What Was Boy with a Flying Squirrel About? This article will provide a brief overview of Copley’s work and highlight some of its technical qualities, including His ability to portray a range of textures and compositional ingenuity. It also focuses on the boy’s facial features and the squirrel’s fur. The artist’s use of color, texture, and compositional ingenuity are also noteworthy.
Transatlantic natural history circuits
A painting of a squirrel in flight is a striking example of transatlantic exchange. Boy with a Flying Squirrel taps into a variety of familiar discourses about Atlantic exchange and tapping into a transatlantic natural history circuit. Its profile format and empiricist theories about sensory conveyance suggest Copley’s intent to work across the Atlantic and in a global community.
Copley’s technical talent
Although born poor, Henry Copley soon found himself with a flourishing trade. When he was a child, he was attacked by a shark in Havana harbour, and the young man recovered from the attack to become a highly successful businessman. This led to the commission of Copley’s painting Watson and the Shark. The image gained such popularity that the engravings are still in use today.

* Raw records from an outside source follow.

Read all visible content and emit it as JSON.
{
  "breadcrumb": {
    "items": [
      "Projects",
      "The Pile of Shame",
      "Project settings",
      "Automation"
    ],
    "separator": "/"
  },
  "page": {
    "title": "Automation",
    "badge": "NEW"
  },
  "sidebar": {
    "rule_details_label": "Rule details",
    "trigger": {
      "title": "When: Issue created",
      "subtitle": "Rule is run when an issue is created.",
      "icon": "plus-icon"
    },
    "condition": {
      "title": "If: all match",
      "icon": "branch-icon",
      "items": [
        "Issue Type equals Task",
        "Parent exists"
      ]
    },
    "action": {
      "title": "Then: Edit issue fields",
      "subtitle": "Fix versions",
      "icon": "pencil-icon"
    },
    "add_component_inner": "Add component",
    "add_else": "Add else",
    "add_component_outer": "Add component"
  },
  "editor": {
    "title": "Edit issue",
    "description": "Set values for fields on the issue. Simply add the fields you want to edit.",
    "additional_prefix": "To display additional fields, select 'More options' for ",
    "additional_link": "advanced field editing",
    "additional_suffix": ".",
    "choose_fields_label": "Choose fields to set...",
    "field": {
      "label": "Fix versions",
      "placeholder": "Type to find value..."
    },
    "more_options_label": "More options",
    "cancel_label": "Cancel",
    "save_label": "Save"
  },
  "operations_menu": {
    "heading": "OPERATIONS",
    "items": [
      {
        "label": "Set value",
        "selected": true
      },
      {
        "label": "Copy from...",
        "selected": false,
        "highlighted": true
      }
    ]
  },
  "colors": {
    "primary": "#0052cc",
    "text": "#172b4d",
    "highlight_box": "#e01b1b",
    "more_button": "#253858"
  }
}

In this early masterpiece, Copley drew from familiar discourses of Atlantic exchange. In a profile format, he evoked numismatic exchange strategies, while his flying squirrel tapped into well-established transatlantic natural history circuits. The artist’s spatial transformations mirrored both empiricist theories about sensory conveyance and the workday dynamics of shipping.
His ability to depict a variety of textures
Copley’s A Boy with a Flying Squirrel displays an impressive range of textures. The boy’s skin is covered in soft fur, while a polished table and glass of water show reflections. The textures that Copley uses in this painting make it a highly sophisticated work. It’s not surprising, then, that this work is so popular.
Despite Copley’s early struggles, the artist grew as an artist. One of his earliest masterpieces, a portrait of Henry Pelham, is a tangible demonstration of his talent. Copley intended to hang it on the wall of his London exhibition space. Although Copley had no formal training, he did gain experience under Reynolds and his mentor, Sir Joshua Reynolds.
His compositional inventiveness
The portrait was sent to the Society of Artists exhibition in London in 1766, where Copley received positive feedback from Sir Joshua Reynolds and Benjamin West, two authoritative voices in British art at the time. In his letter, Copley explained that the painting was a wonderful performance, and that he was very pleased with it. However, his compositional inventiveness had limitations that likely have to do with his location and the lack of formal artistic instruction.
Jessica Watson is a PHD holder from the University of Washington. She studied behavior and interaction between squirrels and has presented her research in several wildlife conferences including TWS Annual Conference in Winnipeg.